17. A Pet-Friendly Material
While it's not necessarily indestructible, if maintained properly, terrazzo is way more durable than hardwood, which stains, scratches, and warps. Needless to say, terrazzo tiles are a solid pick for households with pets. It's relatively scratch-resistant and its durable, smooth finish allows you to wipe up messes without hassle.
18. An Alternative To Pebble Tile
Pebble tile gives your bathroom an organic, zen-like feel, but it's typically confined to the backsplash or shower floor. Continuous terrazzo with earthy, round chips can provide that same aesthetic, but all over your floor — and maybe even up your wall. If your bathroom turns out anything like this one, it'll feel like a spa retreat in your own home.
19. Some Bohemian Flair
This terrazzo floor is unlike most others because it uses larger chips in a mosaic-like design. The result? A floor that's artistic and Bohemian rather than stuffy and conventional. Pair it with unique cabinets and bright mid-century chairs (as seen here), and you've got a kitchen that'll inspire endless creativity.
20. If You Love The Look Of Marble

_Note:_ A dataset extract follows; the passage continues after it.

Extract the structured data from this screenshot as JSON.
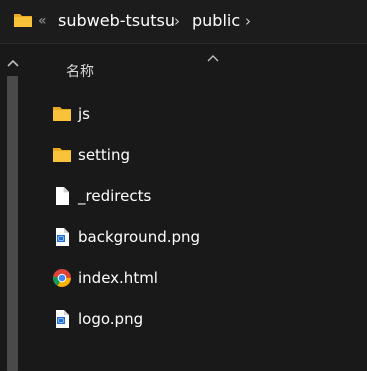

Marble is gorgeous but it's also absorbent and easily damaged by acidity. Instead, you can opt for subtle white and gray terrazzo, which has a similar appearance but is much more durable. It looks elegant, but more importantly, it won't soak up your hair dye or melt away with your harsh cleaning products.